Gray Wool Socks No man, woman, or child should be in the field without an extra pair. A good pair of wool socks were one of the greatest delights a solider, Union or Confederate, enjoyed during the Civil War. Winslow Homer's engraving "Christmas Boxes in Campâ€”Christmas 1861," which appeared on the
cover of the January 4, 1862, Harper's Weekly, depicted a group of soldiers
joyfully receiving a crate of gifts, including new stockings. John L. Hayes, a wool
lobbyist, called stockings, "...the class of clothing the most indispensable
for the health and comfort of our soldiers."
Our wool socks are 84% Wool, 15% Nylon and 1% Spandex.
Women and girls often enclosed notes offering Christian instruction,
encouragement, or even jokes along with their stockings to the military camps
and hospitals. Teenage girls, finding the idea of corresponding with a soldier romantic,
wrote notes such as this one published in Mary A. Livermore's My Story of
the War: "MY BRAVE FRIEND,â€”I have learned to knit on purpose to knit socks for the
soldiers. This is my fourth pair. My name isâ€”and I live inâ€”. Write to me, and
tell me how you like the foot-gear and what we can do for you. Keep up good
courage, and by and by you will come home to us. Won't that be a grand time,
though? And won't we turn out to meet you, with flowers and music, and cheers and

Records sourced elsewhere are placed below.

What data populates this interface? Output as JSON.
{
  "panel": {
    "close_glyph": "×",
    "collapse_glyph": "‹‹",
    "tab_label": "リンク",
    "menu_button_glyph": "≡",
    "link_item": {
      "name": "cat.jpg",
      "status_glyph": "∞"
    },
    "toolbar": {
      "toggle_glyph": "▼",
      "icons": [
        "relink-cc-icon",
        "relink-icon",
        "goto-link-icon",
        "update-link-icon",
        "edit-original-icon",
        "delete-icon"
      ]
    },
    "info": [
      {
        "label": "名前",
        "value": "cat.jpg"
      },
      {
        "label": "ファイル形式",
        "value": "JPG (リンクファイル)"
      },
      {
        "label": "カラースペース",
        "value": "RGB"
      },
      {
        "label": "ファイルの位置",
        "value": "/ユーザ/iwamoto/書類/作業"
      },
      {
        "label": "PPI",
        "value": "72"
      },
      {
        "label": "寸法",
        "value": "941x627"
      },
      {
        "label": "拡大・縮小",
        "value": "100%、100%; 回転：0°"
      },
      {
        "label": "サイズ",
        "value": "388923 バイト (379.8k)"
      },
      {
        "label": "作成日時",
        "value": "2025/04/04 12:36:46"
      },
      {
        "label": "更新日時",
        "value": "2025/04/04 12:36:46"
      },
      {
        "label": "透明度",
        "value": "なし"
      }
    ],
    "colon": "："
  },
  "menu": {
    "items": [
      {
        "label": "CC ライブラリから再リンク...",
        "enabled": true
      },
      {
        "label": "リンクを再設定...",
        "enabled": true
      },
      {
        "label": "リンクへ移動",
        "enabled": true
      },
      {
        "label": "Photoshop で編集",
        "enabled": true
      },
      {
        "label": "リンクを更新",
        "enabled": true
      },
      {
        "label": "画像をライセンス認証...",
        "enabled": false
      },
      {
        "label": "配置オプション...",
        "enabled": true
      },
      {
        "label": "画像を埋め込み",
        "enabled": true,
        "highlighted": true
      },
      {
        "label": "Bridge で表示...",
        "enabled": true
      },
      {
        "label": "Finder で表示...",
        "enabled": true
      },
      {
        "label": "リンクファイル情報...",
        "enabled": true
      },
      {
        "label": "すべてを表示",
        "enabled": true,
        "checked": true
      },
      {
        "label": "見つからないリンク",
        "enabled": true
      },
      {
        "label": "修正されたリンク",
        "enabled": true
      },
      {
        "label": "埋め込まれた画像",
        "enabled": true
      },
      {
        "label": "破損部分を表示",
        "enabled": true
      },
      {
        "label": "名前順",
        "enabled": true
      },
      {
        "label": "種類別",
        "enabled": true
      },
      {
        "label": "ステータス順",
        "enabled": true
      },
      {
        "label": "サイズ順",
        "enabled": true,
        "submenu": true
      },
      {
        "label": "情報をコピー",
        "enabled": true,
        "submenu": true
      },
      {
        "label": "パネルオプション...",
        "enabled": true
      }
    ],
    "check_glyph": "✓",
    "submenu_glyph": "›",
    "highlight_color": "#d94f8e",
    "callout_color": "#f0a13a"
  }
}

embraces? 'There's a good time coming, boys!'" 1865 Engraving from, "The Tribute Book: A Record of Munificence, Self-Sacrifice and Patriotism of the American People during the War for the Union"